[Input data Boundary: Start]
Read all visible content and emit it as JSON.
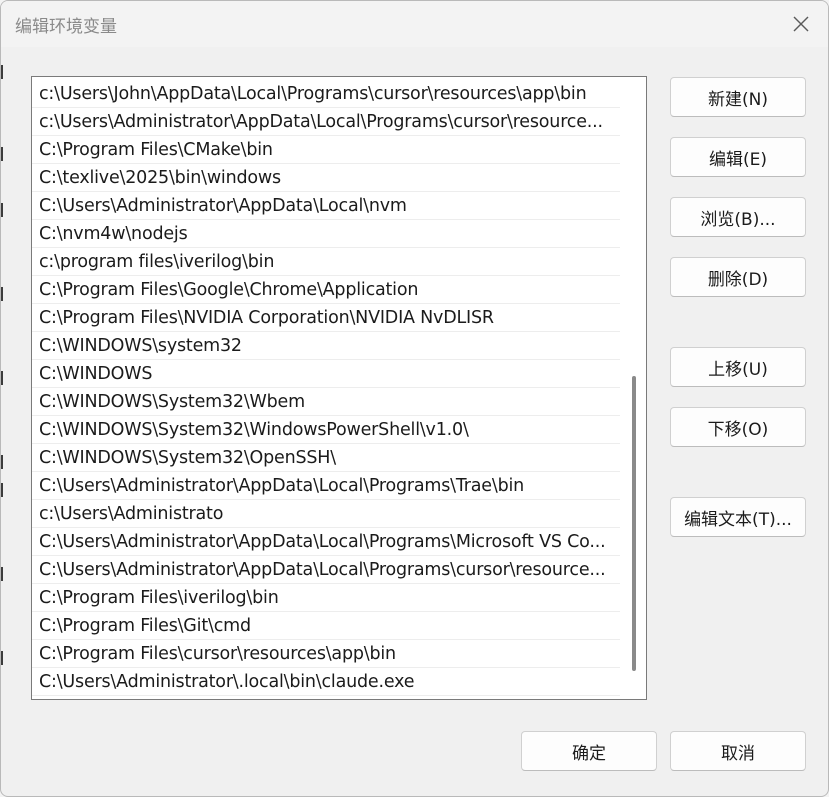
{
  "window": {
    "title": "编辑环境变量"
  },
  "paths": [
    "c:\\Users\\John\\AppData\\Local\\Programs\\cursor\\resources\\app\\bin",
    "c:\\Users\\Administrator\\AppData\\Local\\Programs\\cursor\\resource...",
    "C:\\Program Files\\CMake\\bin",
    "C:\\texlive\\2025\\bin\\windows",
    "C:\\Users\\Administrator\\AppData\\Local\\nvm",
    "C:\\nvm4w\\nodejs",
    "c:\\program files\\iverilog\\bin",
    "C:\\Program Files\\Google\\Chrome\\Application",
    "C:\\Program Files\\NVIDIA Corporation\\NVIDIA NvDLISR",
    "C:\\WINDOWS\\system32",
    "C:\\WINDOWS",
    "C:\\WINDOWS\\System32\\Wbem",
    "C:\\WINDOWS\\System32\\WindowsPowerShell\\v1.0\\",
    "C:\\WINDOWS\\System32\\OpenSSH\\",
    "C:\\Users\\Administrator\\AppData\\Local\\Programs\\Trae\\bin",
    "c:\\Users\\Administrato",
    "C:\\Users\\Administrator\\AppData\\Local\\Programs\\Microsoft VS Co...",
    "C:\\Users\\Administrator\\AppData\\Local\\Programs\\cursor\\resource...",
    "C:\\Program Files\\iverilog\\bin",
    "C:\\Program Files\\Git\\cmd",
    "C:\\Program Files\\cursor\\resources\\app\\bin",
    "C:\\Users\\Administrator\\.local\\bin\\claude.exe"
  ],
  "scrollbar": {
    "thumb_start_fraction": 0.48,
    "thumb_end_fraction": 0.955
  },
  "buttons": {
    "new": "新建(N)",
    "edit": "编辑(E)",
    "browse": "浏览(B)...",
    "delete": "删除(D)",
    "move_up": "上移(U)",
    "move_down": "下移(O)",
    "edit_text": "编辑文本(T)...",
    "ok": "确定",
    "cancel": "取消"
  },
  "icons": {
    "close": "close-icon"
  }
}
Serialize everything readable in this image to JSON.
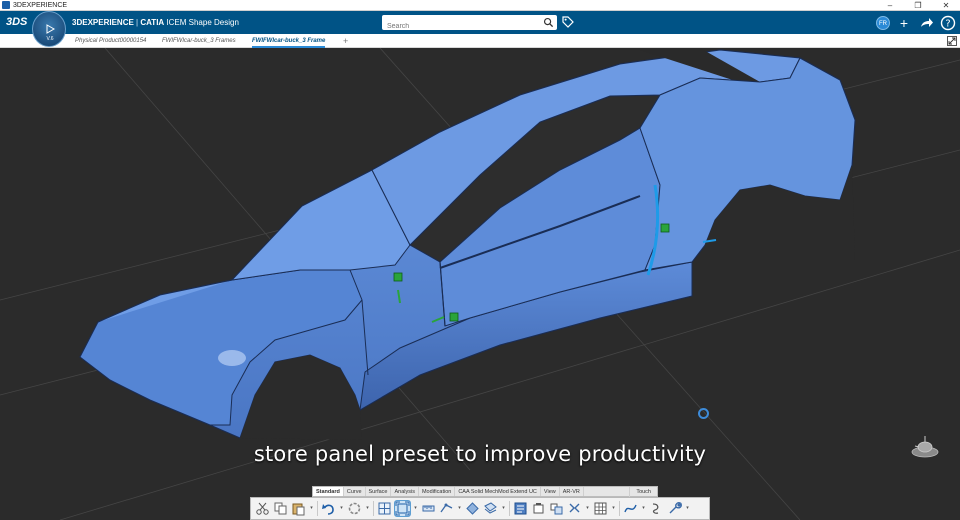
{
  "window": {
    "title": "3DEXPERIENCE",
    "controls": [
      "–",
      "❐",
      "✕"
    ]
  },
  "app": {
    "brand_bold": "3D",
    "brand_rest": "EXPERIENCE",
    "separator": " | ",
    "product": "CATIA",
    "module": " ICEM Shape Design",
    "logo_text": "3DS",
    "search_placeholder": "Search",
    "user_initials": "FR",
    "compass_version": "V.6"
  },
  "tabs": [
    {
      "label": "Physical Product00000154",
      "active": false
    },
    {
      "label": "FWIFWIcar-buck_3 Frames",
      "active": false
    },
    {
      "label": "FWIFWIcar-buck_3 Frame",
      "active": true
    }
  ],
  "tab_add_label": "+",
  "caption": "store panel preset to improve productivity",
  "action_bar": {
    "sections": [
      {
        "label": "Standard",
        "active": true
      },
      {
        "label": "Curve",
        "active": false
      },
      {
        "label": "Surface",
        "active": false
      },
      {
        "label": "Analysis",
        "active": false
      },
      {
        "label": "Modification",
        "active": false
      },
      {
        "label": "CAA Solid MechMod Extend UC",
        "active": false
      },
      {
        "label": "View",
        "active": false
      },
      {
        "label": "AR-VR",
        "active": false
      }
    ],
    "touch_label": "Touch",
    "tools": [
      "cut-icon",
      "copy-icon",
      "paste-icon",
      "undo-icon",
      "update-icon",
      "multi-view-icon",
      "fit-all-icon",
      "measure-icon",
      "normal-view-icon",
      "rotate-icon",
      "sheet-icon",
      "catalog-icon",
      "knowledge-icon",
      "plane-icon",
      "table-icon",
      "curve-icon",
      "hook-icon",
      "wrench-icon"
    ]
  },
  "colors": {
    "app_bar": "#005386",
    "viewport": "#2b2b2b",
    "car_body": "#5b8ad8",
    "highlight": "#1e9be8",
    "handle": "#2aa43b"
  }
}
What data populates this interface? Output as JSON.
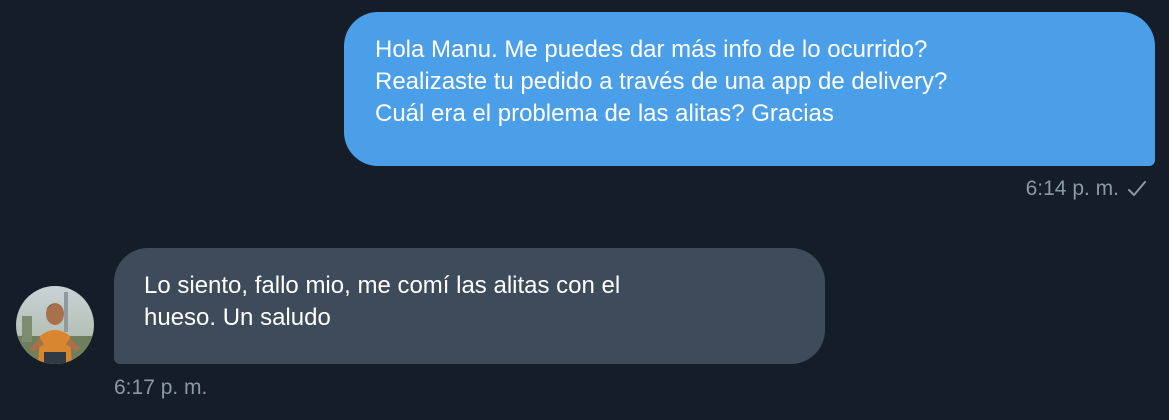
{
  "conversation": {
    "messages": [
      {
        "direction": "outgoing",
        "text": "Hola Manu. Me puedes dar más info de lo ocurrido?\nRealizaste tu pedido a través de una app de delivery?\nCuál era el problema de las alitas? Gracias",
        "time": "6:14 p. m.",
        "status_icon": "checkmark-icon"
      },
      {
        "direction": "incoming",
        "text": "Lo siento, fallo mio, me comí las alitas con el\nhueso. Un saludo",
        "time": "6:17 p. m.",
        "avatar_icon": "user-avatar"
      }
    ]
  },
  "colors": {
    "background": "#151d28",
    "outgoing_bubble": "#4a9fe8",
    "incoming_bubble": "#3e4b5a",
    "timestamp": "#8b98a5"
  }
}
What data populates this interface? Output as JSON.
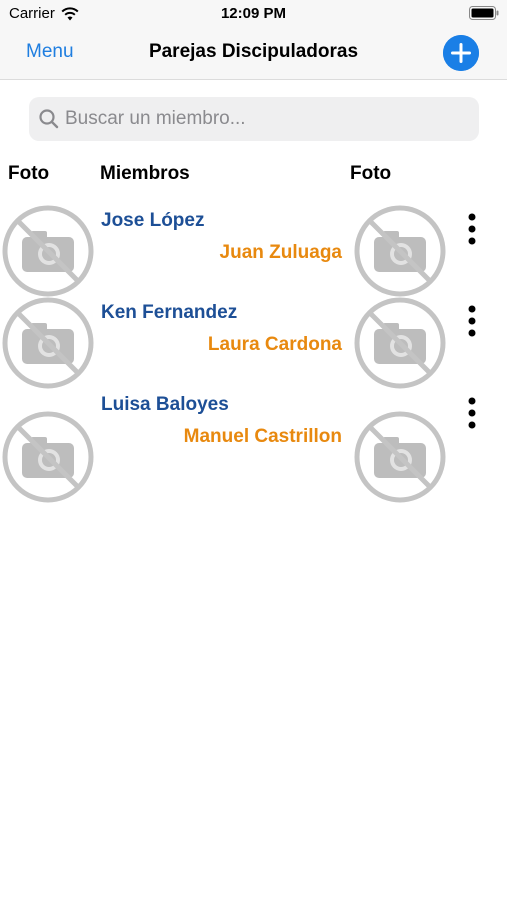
{
  "status": {
    "carrier": "Carrier",
    "time": "12:09 PM"
  },
  "nav": {
    "menu_label": "Menu",
    "title": "Parejas Discipuladoras",
    "add_icon": "plus-circle-icon",
    "accent": "#1a7fe6"
  },
  "search": {
    "placeholder": "Buscar un miembro...",
    "value": ""
  },
  "columns": {
    "photo_left": "Foto",
    "members": "Miembros",
    "photo_right": "Foto"
  },
  "rows": [
    {
      "member": "Jose López",
      "partner": "Juan Zuluaga"
    },
    {
      "member": "Ken Fernandez",
      "partner": "Laura Cardona"
    },
    {
      "member": "Luisa Baloyes",
      "partner": "Manuel Castrillon"
    }
  ],
  "colors": {
    "member": "#1d4f96",
    "partner": "#e8890f"
  }
}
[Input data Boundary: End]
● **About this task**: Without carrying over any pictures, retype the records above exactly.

● **Output for this exercise**:
Read all visible content and emit it as JSON.
{
  "window": {
    "title": "编辑环境变量"
  },
  "paths": [
    "c:\\Users\\John\\AppData\\Local\\Programs\\cursor\\resources\\app\\bin",
    "c:\\Users\\Administrator\\AppData\\Local\\Programs\\cursor\\resource...",
    "C:\\Program Files\\CMake\\bin",
    "C:\\texlive\\2025\\bin\\windows",
    "C:\\Users\\Administrator\\AppData\\Local\\nvm",
    "C:\\nvm4w\\nodejs",
    "c:\\program files\\iverilog\\bin",
    "C:\\Program Files\\Google\\Chrome\\Application",
    "C:\\Program Files\\NVIDIA Corporation\\NVIDIA NvDLISR",
    "C:\\WINDOWS\\system32",
    "C:\\WINDOWS",
    "C:\\WINDOWS\\System32\\Wbem",
    "C:\\WINDOWS\\System32\\WindowsPowerShell\\v1.0\\",
    "C:\\WINDOWS\\System32\\OpenSSH\\",
    "C:\\Users\\Administrator\\AppData\\Local\\Programs\\Trae\\bin",
    "c:\\Users\\Administrato",
    "C:\\Users\\Administrator\\AppData\\Local\\Programs\\Microsoft VS Co...",
    "C:\\Users\\Administrator\\AppData\\Local\\Programs\\cursor\\resource...",
    "C:\\Program Files\\iverilog\\bin",
    "C:\\Program Files\\Git\\cmd",
    "C:\\Program Files\\cursor\\resources\\app\\bin",
    "C:\\Users\\Administrator\\.local\\bin\\claude.exe"
  ],
  "scrollbar": {
    "thumb_start_fraction": 0.48,
    "thumb_end_fraction": 0.955
  },
  "buttons": {
    "new": "新建(N)",
    "edit": "编辑(E)",
    "browse": "浏览(B)...",
    "delete": "删除(D)",
    "move_up": "上移(U)",
    "move_down": "下移(O)",
    "edit_text": "编辑文本(T)...",
    "ok": "确定",
    "cancel": "取消"
  },
  "icons": {
    "close": "close-icon"
  }
}
Serialize everything readable in this image to JSON.
{
  "window": {
    "title": "3DEXPERIENCE",
    "controls": [
      "–",
      "❐",
      "✕"
    ]
  },
  "app": {
    "brand_bold": "3D",
    "brand_rest": "EXPERIENCE",
    "separator": " | ",
    "product": "CATIA",
    "module": " ICEM Shape Design",
    "logo_text": "3DS",
    "search_placeholder": "Search",
    "user_initials": "FR",
    "compass_version": "V.6"
  },
  "tabs": [
    {
      "label": "Physical Product00000154",
      "active": false
    },
    {
      "label": "FWIFWIcar-buck_3 Frames",
      "active": false
    },
    {
      "label": "FWIFWIcar-buck_3 Frame",
      "active": true
    }
  ],
  "tab_add_label": "+",
  "caption": "store panel preset to improve productivity",
  "action_bar": {
    "sections": [
      {
        "label": "Standard",
        "active": true
      },
      {
        "label": "Curve",
        "active": false
      },
      {
        "label": "Surface",
        "active": false
      },
      {
        "label": "Analysis",
        "active": false
      },
      {
        "label": "Modification",
        "active": false
      },
      {
        "label": "CAA Solid MechMod Extend UC",
        "active": false
      },
      {
        "label": "View",
        "active": false
      },
      {
        "label": "AR-VR",
        "active": false
      }
    ],
    "touch_label": "Touch",
    "tools": [
      "cut-icon",
      "copy-icon",
      "paste-icon",
      "undo-icon",
      "update-icon",
      "multi-view-icon",
      "fit-all-icon",
      "measure-icon",
      "normal-view-icon",
      "rotate-icon",
      "sheet-icon",
      "catalog-icon",
      "knowledge-icon",
      "plane-icon",
      "table-icon",
      "curve-icon",
      "hook-icon",
      "wrench-icon"
    ]
  },
  "colors": {
    "app_bar": "#005386",
    "viewport": "#2b2b2b",
    "car_body": "#5b8ad8",
    "highlight": "#1e9be8",
    "handle": "#2aa43b"
  }
}
What data populates this interface? Output as JSON.
{
  "conversation": {
    "messages": [
      {
        "direction": "outgoing",
        "text": "Hola Manu. Me puedes dar más info de lo ocurrido?\nRealizaste tu pedido a través de una app de delivery?\nCuál era el problema de las alitas? Gracias",
        "time": "6:14 p. m.",
        "status_icon": "checkmark-icon"
      },
      {
        "direction": "incoming",
        "text": "Lo siento, fallo mio, me comí las alitas con el\nhueso. Un saludo",
        "time": "6:17 p. m.",
        "avatar_icon": "user-avatar"
      }
    ]
  },
  "colors": {
    "background": "#151d28",
    "outgoing_bubble": "#4a9fe8",
    "incoming_bubble": "#3e4b5a",
    "timestamp": "#8b98a5"
  }
}
What data populates this interface? Output as JSON.
{
  "status": {
    "carrier": "Carrier",
    "time": "12:09 PM"
  },
  "nav": {
    "menu_label": "Menu",
    "title": "Parejas Discipuladoras",
    "add_icon": "plus-circle-icon",
    "accent": "#1a7fe6"
  },
  "search": {
    "placeholder": "Buscar un miembro...",
    "value": ""
  },
  "columns": {
    "photo_left": "Foto",
    "members": "Miembros",
    "photo_right": "Foto"
  },
  "rows": [
    {
      "member": "Jose López",
      "partner": "Juan Zuluaga"
    },
    {
      "member": "Ken Fernandez",
      "partner": "Laura Cardona"
    },
    {
      "member": "Luisa Baloyes",
      "partner": "Manuel Castrillon"
    }
  ],
  "colors": {
    "member": "#1d4f96",
    "partner": "#e8890f"
  }
}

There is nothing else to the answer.